The End of the Road
Rancho San Gregorio is nestled in a canyon on the western slope of the Peninsular Ranges within the Vizcaino Desert and the Valle de los Cirios, a designated biological reserve on the Baja California peninsula. We drove from San Diego in what seemed like an eternity packed like sardines into a van with too many people and too many bags, with food, water and supplies. The road was more than a little rough and after many hours of being cramped up and tossed about , the road eventually came to an end, and our destination was before us.
After the jubilation of being free from the confines of the van, a feeling of uneasiness washed over me as I tried to get a feel for the surroundings and wrap my mind around what I was doing here in the middle of nowhere, literally at the end of the road.
The bags were being unloaded from the van, and we were told to pick a spot for sleeping. We could sleep indoors or outdoors, our choice. I decided that the indoor option was preferable to me, so I headed in that direction with a few of my colleagues. We dropped our bags on the concrete floor of our new living quarters and there was a moment of silence as we all gazed upward realizing that our indoor option did not have a roof. I started to laugh but I

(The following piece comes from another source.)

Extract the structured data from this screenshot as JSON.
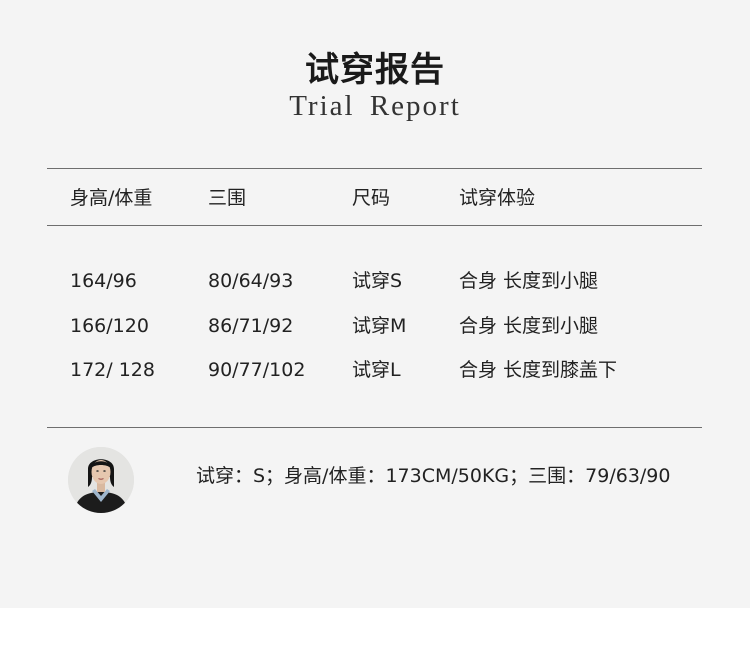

was alone. My fellow “indoor” colleagues were not amused, and it could have just been fatigue from the long rough ride, or it could have been that we weren’t informed of what to expect, except on the day before departure ,there was a post about being prepared for roughing it a little. I figured we were here now, so we might as well make the best of it, because heaven knows, we couldn’t walk our way back to, well anywhere.
We lugged our cots back to our sleeping quarters from the shed. It was mid-June so the temperature was hot during the day, but at night, it got cold. We were told to bring a summer weight sleeping bag, but they just weren’t warm enough. Luckily, there were a few heavy duty sleeping bags available for those of us that were not equipped to withstand the desert night. I tried to be brave and declined the use of the heavy sleeping bag when Meghan first offered it to me. Thankfully, she had more sense than me and she left the bag at the end of my cot, just in case.
I think a full 2 minutes went by before I was grabbing that bag and ducking inside teeth shivering. I had always wondered how someone froze to death in the desert when I watched old westerns, but I have a complete and
thorough understanding of it now.
As the night settled in, so began the sorrowful bellowing of the cattle that didn’t stop until the rooster crowed. Shivering in my borrowed bag, looking up at the stars on that clear desert night, I began to wonder what I had gotten myself into. And yet, there was a feeling of peace.